Maritime surveillance capability with P-8A Poseidon

Long range airborne maritime patrol has always been a key capability for Australia’s defence strategy, so the acquisition of the P-8A Poseidon LRMP aircraft to replace the ageing AP-3C Orion is regarded as a significant advancement in capability – and it fits well with the future networked force paradigm under Plan Jericho. The first Boeing P-8A Poseidon for the RAAF will be on display at Avalon 2017.

Australia is buying 12 Poseidons, with an option for a further three. Together with the unmanned Northrop Grumman MQ-4C Triton, Poseidon will be an important element of future RAAF airpower capability.

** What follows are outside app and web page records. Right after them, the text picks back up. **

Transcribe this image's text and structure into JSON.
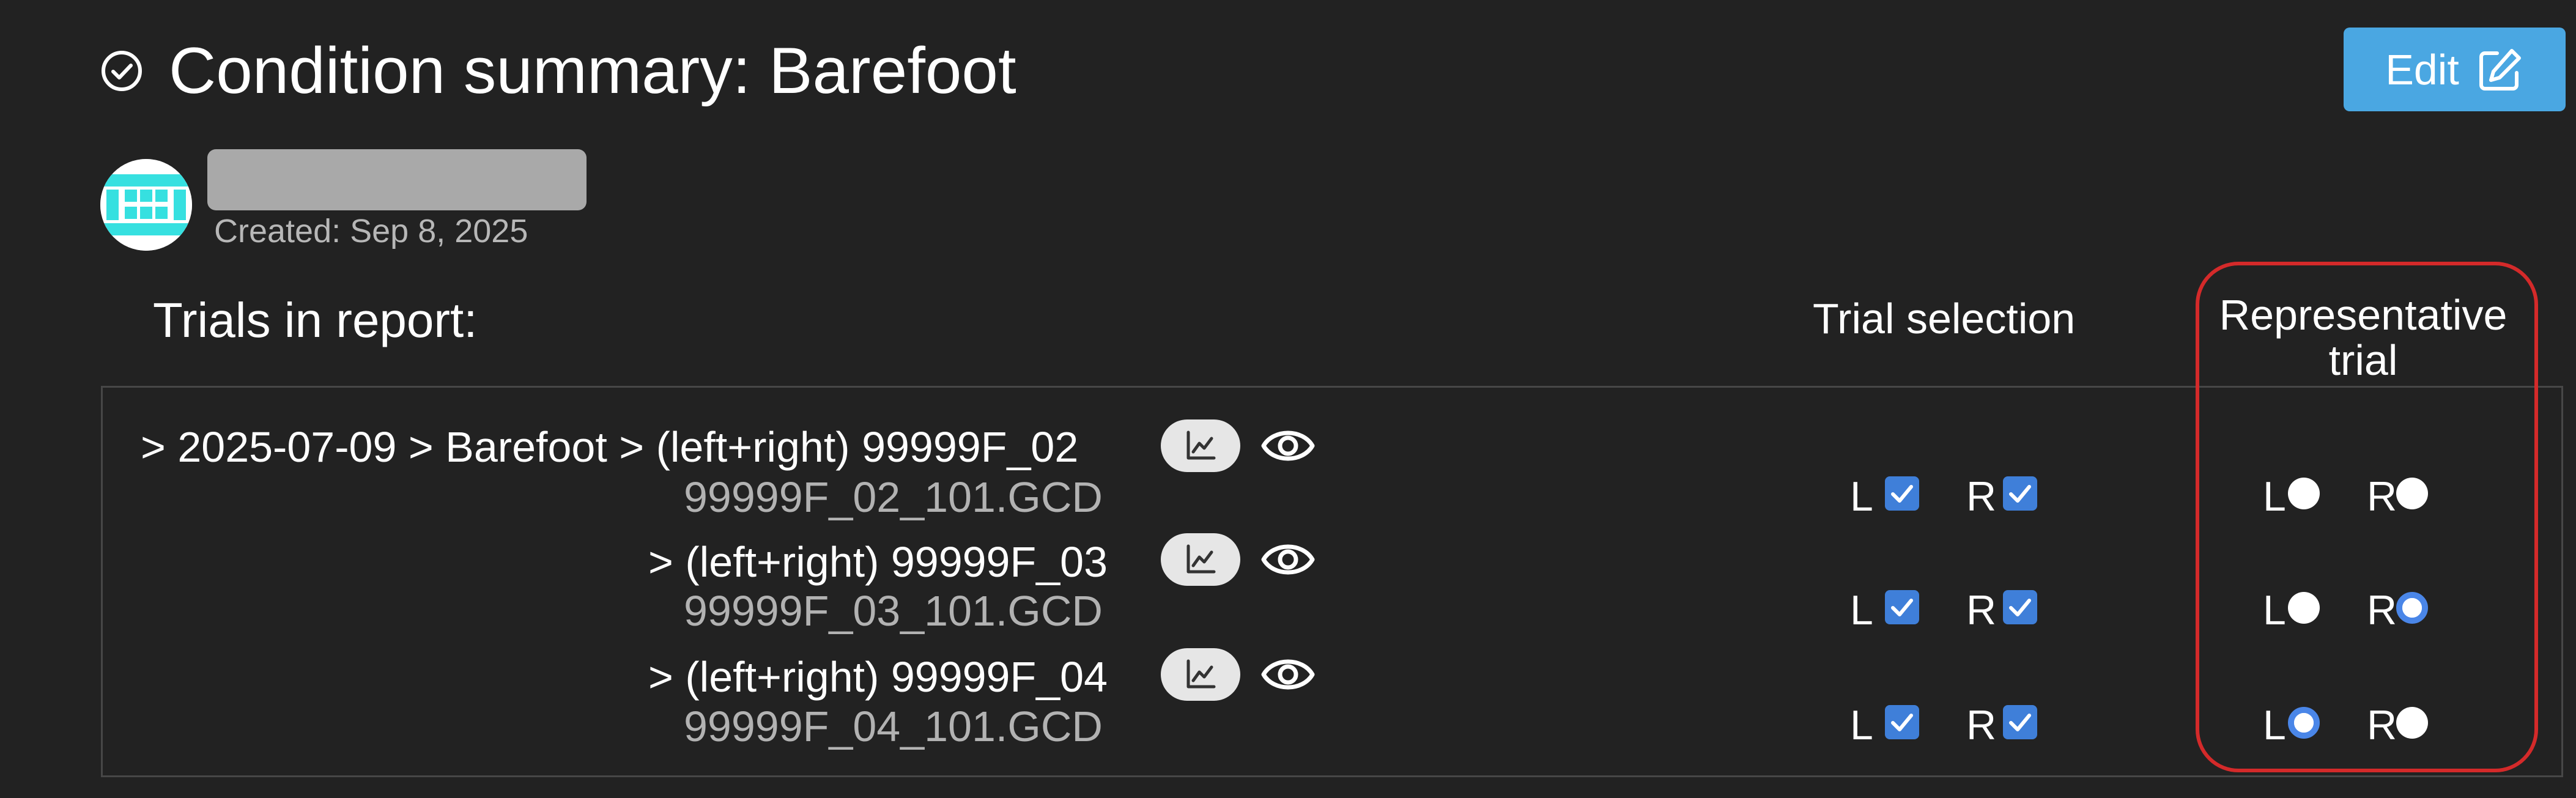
{
  "header": {
    "title": "Condition summary: Barefoot",
    "title_icon": "check-circle-icon",
    "edit_label": "Edit",
    "edit_icon": "edit-square-icon"
  },
  "user": {
    "name": "",
    "created": "Created: Sep 8, 2025"
  },
  "columns": {
    "trials_heading": "Trials in report:",
    "trial_selection": "Trial selection",
    "representative_trial": "Representative trial"
  },
  "trials": [
    {
      "path": "> 2025-07-09 > Barefoot > (left+right) 99999F_02",
      "file": "99999F_02_101.GCD",
      "selection": {
        "left_label": "L",
        "left_checked": true,
        "right_label": "R",
        "right_checked": true
      },
      "representative": {
        "left_label": "L",
        "left_selected": false,
        "right_label": "R",
        "right_selected": false
      }
    },
    {
      "path": "> (left+right) 99999F_03",
      "file": "99999F_03_101.GCD",
      "selection": {
        "left_label": "L",
        "left_checked": true,
        "right_label": "R",
        "right_checked": true
      },
      "representative": {
        "left_label": "L",
        "left_selected": false,
        "right_label": "R",
        "right_selected": true
      }
    },
    {
      "path": "> (left+right) 99999F_04",
      "file": "99999F_04_101.GCD",
      "selection": {
        "left_label": "L",
        "left_checked": true,
        "right_label": "R",
        "right_checked": true
      },
      "representative": {
        "left_label": "L",
        "left_selected": true,
        "right_label": "R",
        "right_selected": false
      }
    }
  ],
  "colors": {
    "background": "#222222",
    "accent": "#4aa7e2",
    "checkbox": "#3f7fd9",
    "radio_selected": "#4a86e8",
    "highlight": "#d42a2a",
    "muted_text": "#b2b2b2"
  }
}
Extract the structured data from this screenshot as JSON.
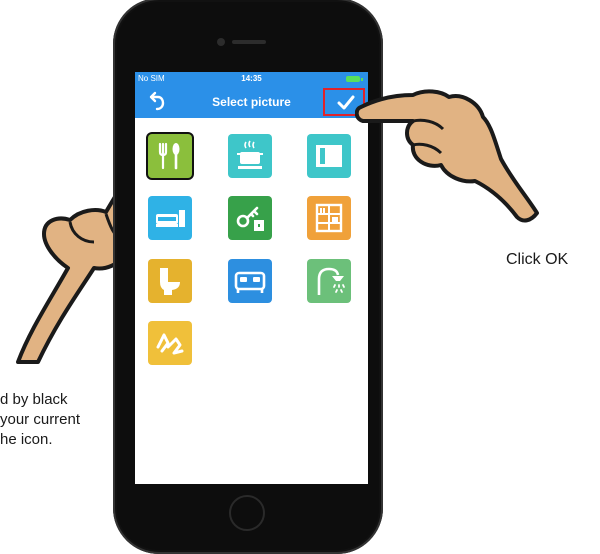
{
  "status_bar": {
    "carrier": "No SIM",
    "time": "14:35"
  },
  "nav_bar": {
    "title": "Select picture",
    "back_icon": "back-arrow-icon",
    "ok_icon": "checkmark-icon"
  },
  "icons": [
    {
      "name": "restaurant",
      "icon": "fork-spoon-icon",
      "color": "#8bbf3c",
      "selected": true
    },
    {
      "name": "kitchen",
      "icon": "cooking-pot-icon",
      "color": "#3ec6c9",
      "selected": false
    },
    {
      "name": "window",
      "icon": "window-panel-icon",
      "color": "#3ec6c9",
      "selected": false
    },
    {
      "name": "living-room",
      "icon": "sofa-tv-icon",
      "color": "#2fb2e6",
      "selected": false
    },
    {
      "name": "entrance",
      "icon": "key-door-icon",
      "color": "#37a14a",
      "selected": false
    },
    {
      "name": "study",
      "icon": "bookshelf-icon",
      "color": "#f0a13a",
      "selected": false
    },
    {
      "name": "toilet",
      "icon": "toilet-icon",
      "color": "#e5b22e",
      "selected": false
    },
    {
      "name": "bedroom",
      "icon": "bed-icon",
      "color": "#2d8fe0",
      "selected": false
    },
    {
      "name": "shower",
      "icon": "shower-icon",
      "color": "#6cc07a",
      "selected": false
    },
    {
      "name": "other",
      "icon": "scribble-icon",
      "color": "#f0c03a",
      "selected": false
    }
  ],
  "annotations": {
    "click_ok": "Click OK",
    "left_note_lines": [
      "d by black",
      "your current",
      "he icon."
    ]
  }
}
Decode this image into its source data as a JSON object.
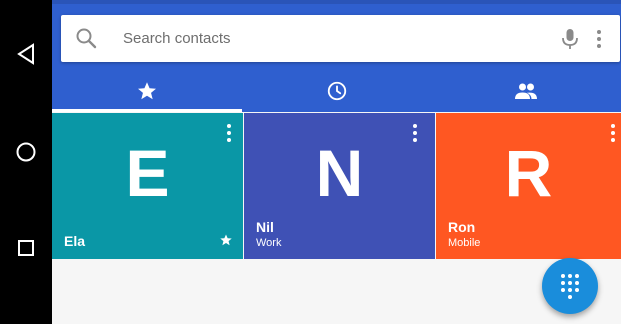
{
  "nav": {
    "back_icon": "back-triangle-icon",
    "home_icon": "home-circle-icon",
    "recents_icon": "recents-square-icon"
  },
  "search": {
    "placeholder": "Search contacts",
    "value": ""
  },
  "tabs": [
    {
      "icon": "star-icon"
    },
    {
      "icon": "clock-icon"
    },
    {
      "icon": "people-icon"
    }
  ],
  "favorites": [
    {
      "letter": "E",
      "name": "Ela",
      "label": "",
      "color": "#0a97a6",
      "starred": true
    },
    {
      "letter": "N",
      "name": "Nil",
      "label": "Work",
      "color": "#3f51b5",
      "starred": false
    },
    {
      "letter": "R",
      "name": "Ron",
      "label": "Mobile",
      "color": "#ff5722",
      "starred": false
    }
  ],
  "colors": {
    "app_bar": "#2f5fcf",
    "fab": "#1a8ddb"
  },
  "fab": {
    "icon": "dialpad-icon"
  }
}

Poseidon is much more than just a replacement for the Orion; its sensors and mission systems architecture are highly integrated and offer unprecedented levels of situational awareness. As such, Poseidon forms an important part of Air Force’s so-called 5th generation force and, because Australia elected to be involved in the US Navy operational development programme, future upgrades will take into consideration specific Australian requirements.

The first Australian Poseidon touched down in Canberra in November last year. Chief of Air Force, Air Marshal Leo Davies described the Poseidon’s capability as, “A real piece of the ‘puzzle’ that is going to be a fifth generation Air Force.”

Project Air 7000

Both Poseidon and Triton are being acquired under the Air 7000 program, with Phase 2B being the manned P-8A element. The broader Air 7000 programme parallels what was known as the US Navy’s Broad Area Maritime Surveillance (BAMS) plan.

Programme objectives are to replace the AP-3C and undertake Australian Defence Force Maritime Intelligence, Surveillance, Reconnaissance and Response (MISRR) tasks. While focused primarily on MISRR, Poseidon and Triton will also support overland Intelligence, Surveillance and Reconnaissance (ISR) plus Electronic Support (ES) roles.

Australia has been a partner in the US Navy’s P-8A programme since 2009, leading to a $5.4 billion deal for the aircraft and support facilities.
The intention to keep Australia’s P-8As fleet as common as possible with US Navy equivalents, to the extent that the only real difference between the two are the external markings.

To read the full story please subscribe or download digital editions here.